■ Goal of the exercise ■
Write out the entries exactly, pictures excluded.

--- Dataset records Enclosed Below ---

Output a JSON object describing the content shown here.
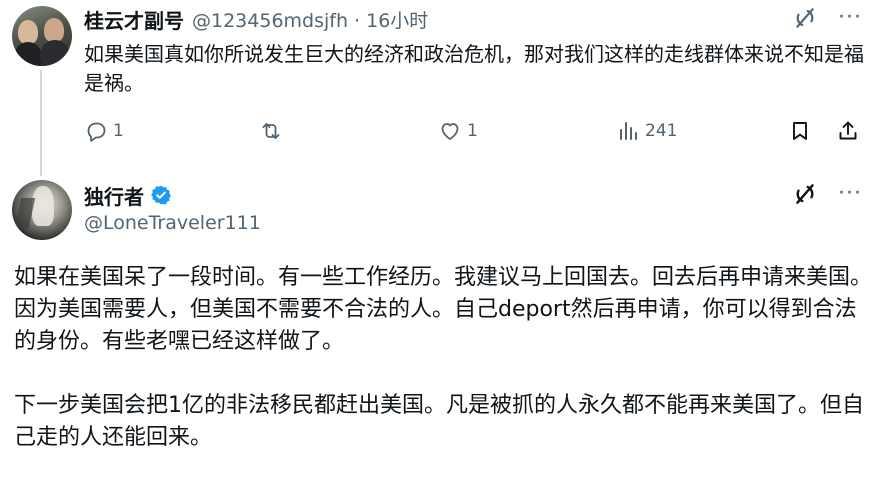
{
  "reply_tweet": {
    "author_name": "桂云才副号",
    "handle_time": "@123456mdsjfh · 16小时",
    "text": "如果美国真如你所说发生巨大的经济和政治危机，那对我们这样的走线群体来说不知是福是祸。",
    "actions": {
      "reply_count": "1",
      "retweet_count": "",
      "like_count": "1",
      "views_count": "241"
    }
  },
  "main_tweet": {
    "author_name": "独行者",
    "handle": "@LoneTraveler111",
    "verified": true,
    "paragraph1": "如果在美国呆了一段时间。有一些工作经历。我建议马上回国去。回去后再申请来美国。因为美国需要人，但美国不需要不合法的人。自己deport然后再申请，你可以得到合法的身份。有些老嘿已经这样做了。",
    "paragraph2": "下一步美国会把1亿的非法移民都赶出美国。凡是被抓的人永久都不能再来美国了。但自己走的人还能回来。"
  },
  "icons": {
    "grok": "grok-icon",
    "more": "more-icon",
    "reply": "reply-icon",
    "retweet": "retweet-icon",
    "like": "like-icon",
    "views": "views-icon",
    "bookmark": "bookmark-icon",
    "share": "share-icon",
    "verified": "verified-badge-icon"
  },
  "colors": {
    "text": "#0f1419",
    "secondary": "#536471",
    "verified_blue": "#1d9bf0",
    "thread_line": "#cfd9de"
  },
  "more_label": "···"
}
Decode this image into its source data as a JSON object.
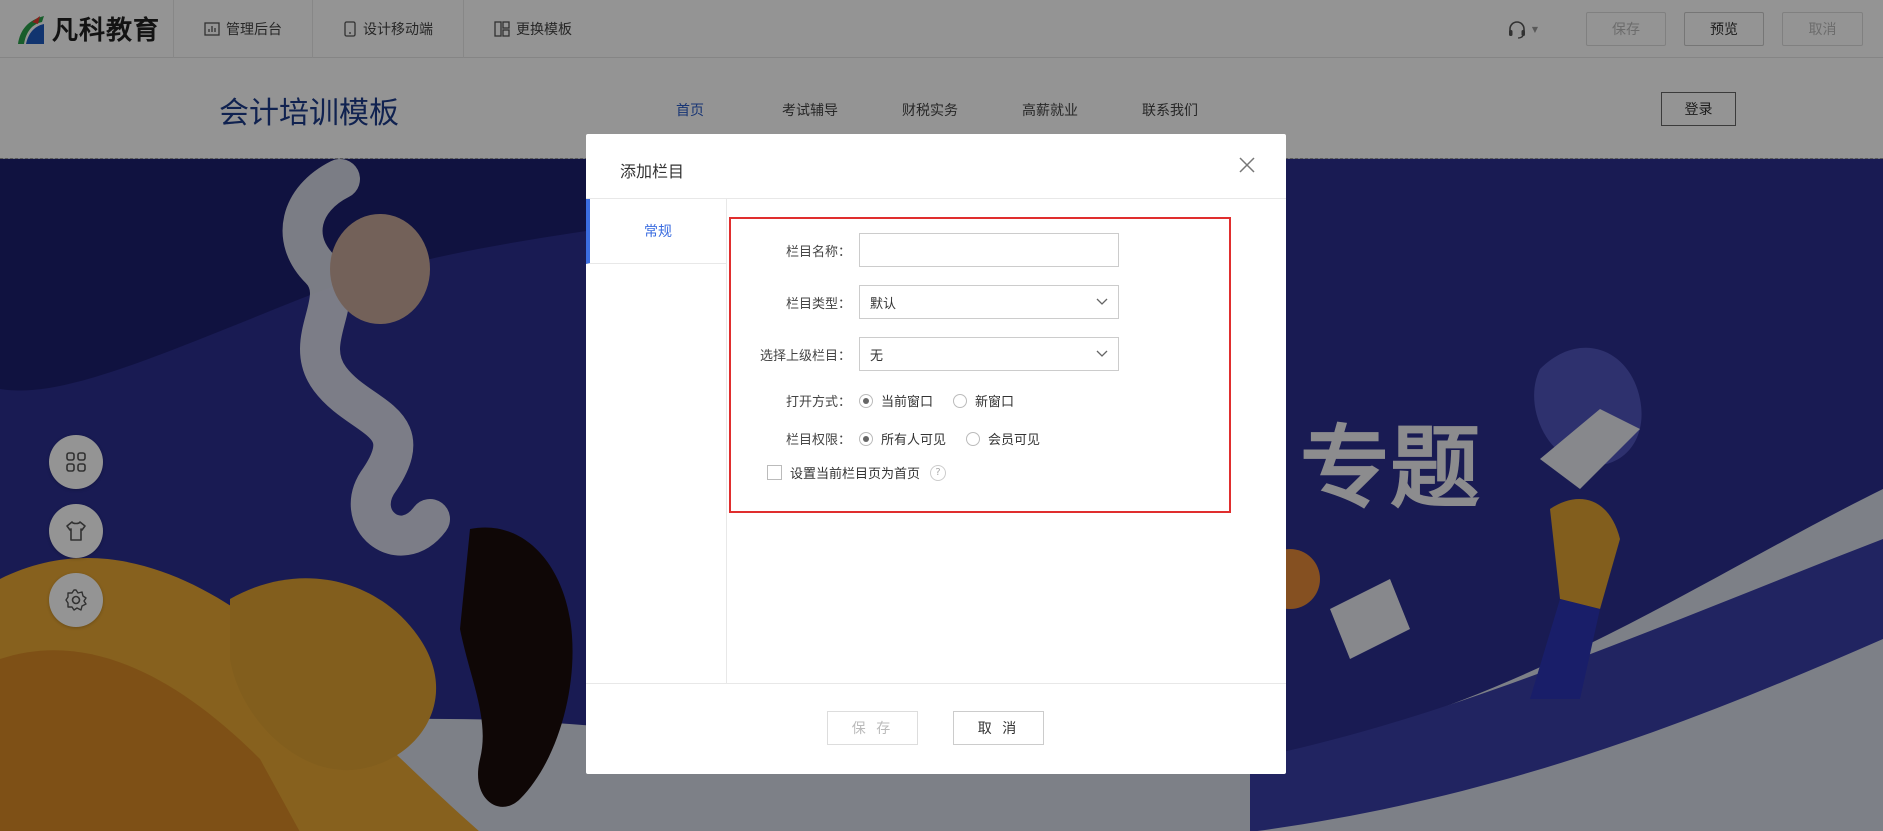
{
  "brand": {
    "name": "凡科教育"
  },
  "toolbar": {
    "tabs": [
      "管理后台",
      "设计移动端",
      "更换模板"
    ],
    "save_label": "保存",
    "preview_label": "预览",
    "cancel_label": "取消"
  },
  "site": {
    "title": "会计培训模板",
    "nav": [
      "首页",
      "考试辅导",
      "财税实务",
      "高薪就业",
      "联系我们"
    ],
    "login_label": "登录"
  },
  "banner": {
    "visible_text": "专题"
  },
  "modal": {
    "title": "添加栏目",
    "side_tab": "常规",
    "fields": {
      "name_label": "栏目名称：",
      "name_value": "",
      "type_label": "栏目类型：",
      "type_value": "默认",
      "parent_label": "选择上级栏目：",
      "parent_value": "无",
      "open_label": "打开方式：",
      "open_options": [
        "当前窗口",
        "新窗口"
      ],
      "open_selected": "当前窗口",
      "perm_label": "栏目权限：",
      "perm_options": [
        "所有人可见",
        "会员可见"
      ],
      "perm_selected": "所有人可见",
      "homepage_label": "设置当前栏目页为首页",
      "homepage_checked": false,
      "help_glyph": "?"
    },
    "save_label": "保 存",
    "cancel_label": "取 消"
  },
  "colors": {
    "accent": "#3b6de0",
    "highlight_border": "#e02e2e",
    "banner_blue": "#2b2f8f"
  }
}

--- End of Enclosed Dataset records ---

■ Solution below ■
Output a JSON object describing the content shown here.
{
  "reply_tweet": {
    "author_name": "桂云才副号",
    "handle_time": "@123456mdsjfh · 16小时",
    "text": "如果美国真如你所说发生巨大的经济和政治危机，那对我们这样的走线群体来说不知是福是祸。",
    "actions": {
      "reply_count": "1",
      "retweet_count": "",
      "like_count": "1",
      "views_count": "241"
    }
  },
  "main_tweet": {
    "author_name": "独行者",
    "handle": "@LoneTraveler111",
    "verified": true,
    "paragraph1": "如果在美国呆了一段时间。有一些工作经历。我建议马上回国去。回去后再申请来美国。因为美国需要人，但美国不需要不合法的人。自己deport然后再申请，你可以得到合法的身份。有些老嘿已经这样做了。",
    "paragraph2": "下一步美国会把1亿的非法移民都赶出美国。凡是被抓的人永久都不能再来美国了。但自己走的人还能回来。"
  },
  "icons": {
    "grok": "grok-icon",
    "more": "more-icon",
    "reply": "reply-icon",
    "retweet": "retweet-icon",
    "like": "like-icon",
    "views": "views-icon",
    "bookmark": "bookmark-icon",
    "share": "share-icon",
    "verified": "verified-badge-icon"
  },
  "colors": {
    "text": "#0f1419",
    "secondary": "#536471",
    "verified_blue": "#1d9bf0",
    "thread_line": "#cfd9de"
  },
  "more_label": "···"
}
Decode this image into its source data as a JSON object.
{
  "brand": {
    "name": "凡科教育"
  },
  "toolbar": {
    "tabs": [
      "管理后台",
      "设计移动端",
      "更换模板"
    ],
    "save_label": "保存",
    "preview_label": "预览",
    "cancel_label": "取消"
  },
  "site": {
    "title": "会计培训模板",
    "nav": [
      "首页",
      "考试辅导",
      "财税实务",
      "高薪就业",
      "联系我们"
    ],
    "login_label": "登录"
  },
  "banner": {
    "visible_text": "专题"
  },
  "modal": {
    "title": "添加栏目",
    "side_tab": "常规",
    "fields": {
      "name_label": "栏目名称：",
      "name_value": "",
      "type_label": "栏目类型：",
      "type_value": "默认",
      "parent_label": "选择上级栏目：",
      "parent_value": "无",
      "open_label": "打开方式：",
      "open_options": [
        "当前窗口",
        "新窗口"
      ],
      "open_selected": "当前窗口",
      "perm_label": "栏目权限：",
      "perm_options": [
        "所有人可见",
        "会员可见"
      ],
      "perm_selected": "所有人可见",
      "homepage_label": "设置当前栏目页为首页",
      "homepage_checked": false,
      "help_glyph": "?"
    },
    "save_label": "保 存",
    "cancel_label": "取 消"
  },
  "colors": {
    "accent": "#3b6de0",
    "highlight_border": "#e02e2e",
    "banner_blue": "#2b2f8f"
  }
}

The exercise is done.